One of the more eyebrow-raising aspects of Operate’s design is that Ops - the on-chain functions that power-up your Bitcoin transactions - are written using the Lua scripting language.
A few people have asked me, “why Lua?”, but this is a question that demands more than a 280 character tweet. So grab a cuppa and make yourself comfy whilst I explain how I settled on Lua and why I think it’s a good choice.
# Before Operate
At the beginning of 2019 I was working on an experimental project called Functional Bitcoin. This work was really just a learning exercise, and Operate is what Functional Bitcoin would have been if I knew then what I knew now.
The fundamental design of Operate and Functional Bitcoin are the same. Anyone is able to publish code on-chain, and any other party may end up loading and running that untrusted code. So in theory, attackers may publish malicious code in functions, and try to get other parties to run that code.
The solution to this problem is to sandbox the environment in which functions are run. If the functions can’t access the host’s file system, kill processes, make changes the the host’s environment, or access any sensitive data, there's little damage an attacker can cause. In the case of browsers, we need to prevent the functions from accessing the current origin’s cookies and local storage.
In Functional Bitcoin I made use of the
vm2 module, which is a very solid sandbox solution for Node.js, but not one that is usable in browser environments. I looked in to some convoluted solutions involving iFrames and web workers, but I’m not aware of any truly battle-hardened browser sandbox solutions.
# Enter Lua

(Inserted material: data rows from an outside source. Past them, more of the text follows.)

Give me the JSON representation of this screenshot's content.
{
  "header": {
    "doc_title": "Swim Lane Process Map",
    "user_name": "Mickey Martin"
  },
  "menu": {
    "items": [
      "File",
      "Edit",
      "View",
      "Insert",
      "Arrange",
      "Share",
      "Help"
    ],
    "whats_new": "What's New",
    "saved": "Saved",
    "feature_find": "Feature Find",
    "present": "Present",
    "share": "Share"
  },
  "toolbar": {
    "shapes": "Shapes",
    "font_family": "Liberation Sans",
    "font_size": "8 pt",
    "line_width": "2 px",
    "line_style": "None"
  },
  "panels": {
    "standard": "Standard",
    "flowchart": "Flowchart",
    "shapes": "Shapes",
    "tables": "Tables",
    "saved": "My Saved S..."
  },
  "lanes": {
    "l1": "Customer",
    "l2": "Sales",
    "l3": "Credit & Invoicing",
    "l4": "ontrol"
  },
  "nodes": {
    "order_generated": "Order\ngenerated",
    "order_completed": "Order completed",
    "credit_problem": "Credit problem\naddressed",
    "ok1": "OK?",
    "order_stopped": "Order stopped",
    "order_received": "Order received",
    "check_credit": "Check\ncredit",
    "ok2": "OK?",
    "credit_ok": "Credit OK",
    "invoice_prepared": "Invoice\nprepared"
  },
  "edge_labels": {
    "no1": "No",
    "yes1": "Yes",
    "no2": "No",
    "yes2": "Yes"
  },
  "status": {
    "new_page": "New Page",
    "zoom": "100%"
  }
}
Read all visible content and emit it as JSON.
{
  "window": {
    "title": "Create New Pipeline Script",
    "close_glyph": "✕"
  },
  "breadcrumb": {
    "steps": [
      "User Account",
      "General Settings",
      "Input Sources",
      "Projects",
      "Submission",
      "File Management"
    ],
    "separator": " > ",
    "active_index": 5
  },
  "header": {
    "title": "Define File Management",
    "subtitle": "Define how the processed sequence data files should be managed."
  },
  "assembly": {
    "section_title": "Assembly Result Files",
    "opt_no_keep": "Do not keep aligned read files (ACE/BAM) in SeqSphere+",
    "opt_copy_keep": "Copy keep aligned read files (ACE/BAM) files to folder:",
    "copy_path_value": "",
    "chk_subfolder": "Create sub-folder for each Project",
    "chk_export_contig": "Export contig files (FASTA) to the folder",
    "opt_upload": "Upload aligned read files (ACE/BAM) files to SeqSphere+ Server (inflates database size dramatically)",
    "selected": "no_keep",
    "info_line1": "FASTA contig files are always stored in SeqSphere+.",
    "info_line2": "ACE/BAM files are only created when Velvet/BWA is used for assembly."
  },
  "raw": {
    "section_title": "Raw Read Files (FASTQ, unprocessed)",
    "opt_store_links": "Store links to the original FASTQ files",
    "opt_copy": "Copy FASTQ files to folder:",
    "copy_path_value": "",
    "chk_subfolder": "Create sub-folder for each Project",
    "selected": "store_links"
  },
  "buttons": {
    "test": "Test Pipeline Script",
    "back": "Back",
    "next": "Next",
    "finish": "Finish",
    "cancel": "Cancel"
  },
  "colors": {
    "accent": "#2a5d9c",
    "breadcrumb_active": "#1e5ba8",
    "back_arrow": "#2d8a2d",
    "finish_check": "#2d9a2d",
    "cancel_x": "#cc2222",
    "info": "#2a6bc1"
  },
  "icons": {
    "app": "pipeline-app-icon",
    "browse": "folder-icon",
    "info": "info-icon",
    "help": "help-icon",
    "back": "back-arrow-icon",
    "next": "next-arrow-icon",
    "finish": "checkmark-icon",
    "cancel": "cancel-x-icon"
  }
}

It didn't take long for me to realise that Lua not only ticked all those boxes, it was pretty much the stand-out candidate. If you want to let users run in-process, Turing-complete scripts from untrusted sources, Lua is the best language for the job.
Lua was always designed to be embedded. Something like Operate is exactly the use case Lua excels at. Effective sandboxing is easily achieved, and due to Lua's simple lightweight design, it is a very easy language to learn.
There are a few other languages occupying a similar space to Lua, but I considered them all a bit too obscure. Lua is actually quite widely used in some surprising places - for example in nginx and Redis, in embedded hardware, and particularly in games and the game-modding scene - so has a reasonable ecosystem around it.
One difference that is relevant to Operate is how Lua handles binary data. Rather than using Buffers and converting to and from strings, in Lua strings are just sequences of individual bytes that can contain any arbitrary binary data. I prefer this - it means we can just read any data from Bitcoin transactions, and whether it is a UTF-8 string or some other binary data, we can use it in the same way.
# To the browser and beyond
That is why Lua.